>access to MLJ articles (and individuals can pay $120 US). While these fees
>provide access for institutions and individuals who can afford them, we feel
>that they also have the effect of limiting contact between the current
>machine learning community and the potentially much larger community of
>researchers worldwide whose participation in our field should be the fruit
>of the modern Internet.
>None of the revenue stream from the journal makes its way back to authors,
>and in this context authors should expect a particularly favorable return on
>their intellectual contribution---they should expect a service that
>maximizes the distribution of their work. We see little benefit accruing to
>our community from a mechanism that ensures revenue for a third party by
>restricting the communication channel between authors and readers.
>In the spring of 2000, a new journal, the Journal of Machine Learning
>Research (JMLR), was created, based on a new vision of the journal
>publication process in which the editorial board and authors retain
>significant control over the journal's content and distribution. Articles
>published in JMLR are available freely, without limits and without
>conditions, at the journal's website, http://www.jmlr.org. The content and
>format of the website are entirely controlled by the editorial board, which
>also serves its traditional function of ensuring rigorous peer review of
>journal articles. Finally, the journal is also published in a hardcopy
>version by MIT Press.
>Authors retain the copyright for the articles that they publish in JMLR.
>The following paragraph is taken from the agreement that every author signs
>with JMLR (see www.jmlr.org/forms/agreement.pdf):
>You [the author] retain copyright to your article, subject only to the
>specific rights given to MIT Press and to the Sponsor [the editorial board]
>in the following paragraphs. By retaining your copyright, you are reserving

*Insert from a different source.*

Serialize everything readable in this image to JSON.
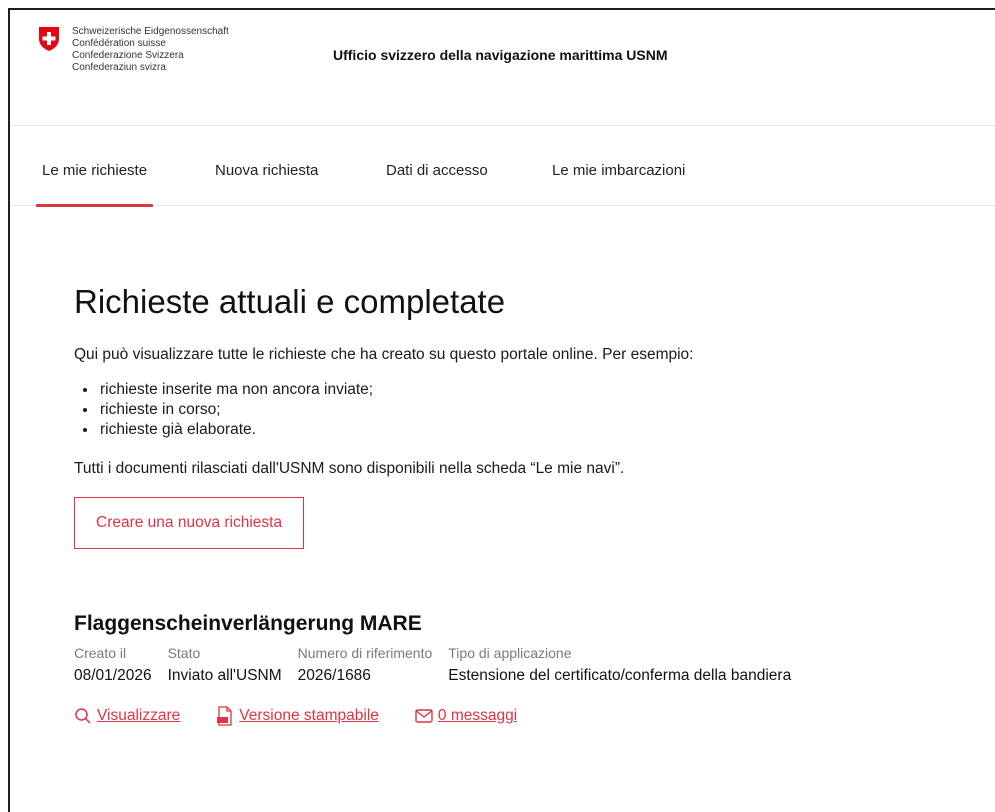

>for yourself among other things unlimited rights of electronic distribution,
>and the right to license your work to other publishers, once the article has
>been published in JMLR by MIT Press and the Sponsor [the editorial board].

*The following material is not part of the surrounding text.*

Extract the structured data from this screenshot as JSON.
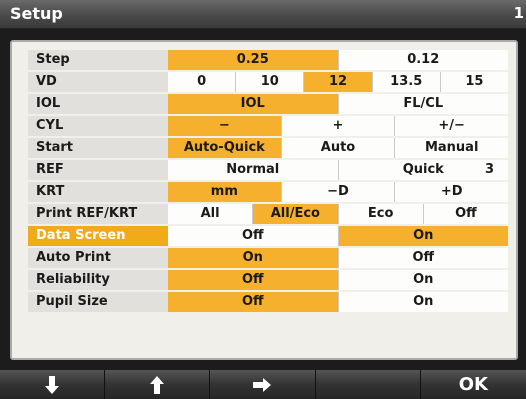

>After first publication, your only obligation is to ensure that appropriate
>first publication credit is given to JMLR and MIT Press.

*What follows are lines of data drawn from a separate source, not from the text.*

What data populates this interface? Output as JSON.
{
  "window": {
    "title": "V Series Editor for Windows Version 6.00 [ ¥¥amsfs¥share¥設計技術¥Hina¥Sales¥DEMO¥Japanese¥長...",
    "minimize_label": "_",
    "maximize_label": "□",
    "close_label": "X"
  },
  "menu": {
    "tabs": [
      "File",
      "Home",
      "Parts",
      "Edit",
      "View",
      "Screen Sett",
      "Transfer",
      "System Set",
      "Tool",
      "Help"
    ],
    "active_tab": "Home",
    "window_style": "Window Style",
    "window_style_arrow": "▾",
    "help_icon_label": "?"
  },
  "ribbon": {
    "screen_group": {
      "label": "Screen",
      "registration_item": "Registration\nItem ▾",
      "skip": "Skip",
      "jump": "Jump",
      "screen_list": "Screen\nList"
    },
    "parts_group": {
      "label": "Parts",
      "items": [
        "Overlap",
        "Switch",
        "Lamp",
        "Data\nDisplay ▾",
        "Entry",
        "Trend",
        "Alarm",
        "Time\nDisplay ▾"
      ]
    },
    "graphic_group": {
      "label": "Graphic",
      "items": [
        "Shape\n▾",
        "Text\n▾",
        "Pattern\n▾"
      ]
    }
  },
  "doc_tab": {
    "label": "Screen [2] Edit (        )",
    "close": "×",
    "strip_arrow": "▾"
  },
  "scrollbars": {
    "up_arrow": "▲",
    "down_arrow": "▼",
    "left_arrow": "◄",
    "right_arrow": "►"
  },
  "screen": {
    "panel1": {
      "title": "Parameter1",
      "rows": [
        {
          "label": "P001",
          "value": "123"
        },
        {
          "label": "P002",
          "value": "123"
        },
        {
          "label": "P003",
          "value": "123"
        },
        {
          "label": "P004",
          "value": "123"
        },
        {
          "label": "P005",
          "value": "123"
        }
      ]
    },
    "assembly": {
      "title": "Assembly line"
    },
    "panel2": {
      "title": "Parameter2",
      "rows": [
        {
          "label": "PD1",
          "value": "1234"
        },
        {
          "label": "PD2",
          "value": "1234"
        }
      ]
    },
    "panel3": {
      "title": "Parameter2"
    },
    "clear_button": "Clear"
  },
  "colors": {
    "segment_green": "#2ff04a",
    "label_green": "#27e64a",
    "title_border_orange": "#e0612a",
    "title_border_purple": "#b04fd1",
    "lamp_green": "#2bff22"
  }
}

>We think that many will agree that this is an agreement that is reflective
>of the modern Internet, and is appealing in its recognition of the rights of
>authors to distribute their work as widely as possible. In particular,
>authors can leave copies of their JMLR articles on their own homepage.
>Over the years the editorial board of MLJ has expanded to encompass all of
>the various perspectives on the machine learning field, and the editorial
>board's efforts in this regard have contributed greatly to the sense of
>intellectual unity and community that many of us feel. We believe, however,
>that there is much more to achieve, and that our further growth and further
>impact will be enormously enhanced if via our flagship journal we are able
>to communicate more freely, easily, and universally.
>Our action is not unprecedented. As documented at the Scholarly Publishing
>and Academic Resources Coalition (SPARC) website, http://www.arl.org/sparc,
>there are many areas in science where researchers are moving to low-cost
>publication alternatives. One salient example is the case of the journal
>"Logic Programming". In 1999, the editors and editorial advisors of this
>journal resigned to join "Theory and Practice of Logic Programming", a
>Cambridge University Press journal that encourages electronic dissemination
>In summary, our resignation from the editorial board of MLJ reflects our
>belief that journals should principally serve the needs of the intellectual
>community, in particular by providing the immediate and universal access to
>journal articles that modern technology supports, and doing so at a cost
>that excludes no one. We are excited about JMLR, which provides this access
>and does so unconditionally. We feel that JMLR provides an ideal vehicle to
>support the near-term and long-term evolution of the field of machine
>learning and to serve as the flagship journal for the field. We invite all
>of the members of the community to submit their articles to the journal and
>to contribute actively to its growth.